EXERCISE DESCRIPTION -> Each line of the listing where the string "caption" appears is to be identified and copied.

RECORDS FOR THE TASK ->
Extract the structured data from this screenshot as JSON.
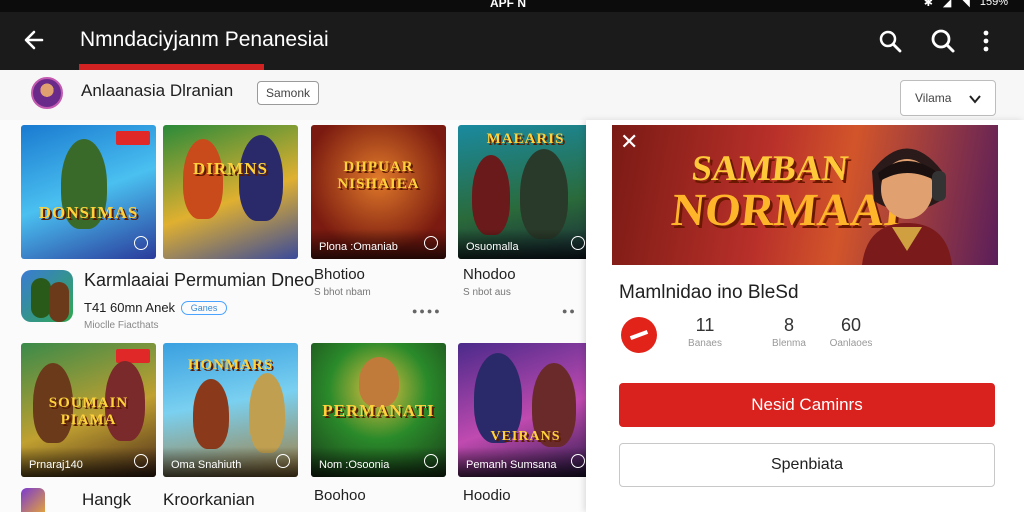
{
  "status_bar": {
    "carrier": "APF N",
    "battery": "159%"
  },
  "app_bar": {
    "title": "Nmndaciyjanm Penanesiai"
  },
  "account": {
    "name": "Anlaanasia Dlranian",
    "chip_label": "Samonk",
    "dropdown_value": "Vilama"
  },
  "grid": {
    "row1": [
      {
        "caption": "",
        "banner_word": "DONSIMAS"
      },
      {
        "caption": "",
        "banner_word": "DIRMNS"
      },
      {
        "caption": "Plona :Omaniab",
        "banner_word": "DHPUAR NISHAIEA"
      },
      {
        "caption": "Osuomalla",
        "banner_word": "MAEARIS"
      }
    ],
    "row2": [
      {
        "caption": "Prnaraj140",
        "banner_word": "SOUMAIN PIAMA"
      },
      {
        "caption": "Oma Snahiuth",
        "banner_word": "HONMARS"
      },
      {
        "caption": "Nom :Osoonia",
        "banner_word": "PERMANATI"
      },
      {
        "caption": "Pemanh Sumsana",
        "banner_word": "VEIRANS"
      }
    ]
  },
  "featured_app": {
    "title": "Karmlaaiai Permumian Dneo",
    "rating_line": "T41 60mn Anek",
    "pill": "Ganes",
    "subline": "Mioclle Fiacthats"
  },
  "meta_items": {
    "col3_title": "Bhotioo",
    "col3_sub": "S bhot nbam",
    "col4_title": "Nhodoo",
    "col4_sub": "S nbot aus",
    "row2_col1_title": "Hangk",
    "row2_col2_title": "Kroorkanian",
    "row2_col3_title": "Boohoo",
    "row2_col4_title": "Hoodio"
  },
  "panel": {
    "banner_line1": "SAMBAN",
    "banner_line2": "NORMAAI",
    "title": "Mamlnidao ino BleSd",
    "stats": [
      {
        "value": "11",
        "label": "Banaes"
      },
      {
        "value": "8",
        "label": "Blenma"
      },
      {
        "value": "60",
        "label": "Oanlaoes"
      }
    ],
    "primary_button": "Nesid Caminrs",
    "secondary_button": "Spenbiata"
  },
  "colors": {
    "accent": "#d9211d",
    "appbar": "#1b1b1b"
  }
}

RESULT OF THIS EXERCISE ->
        "caption": "",
        "caption": "",
        "caption": "Plona :Omaniab",
        "caption": "Osuomalla",
        "caption": "Prnaraj140",
        "caption": "Oma Snahiuth",
        "caption": "Nom :Osoonia",
        "caption": "Pemanh Sumsana",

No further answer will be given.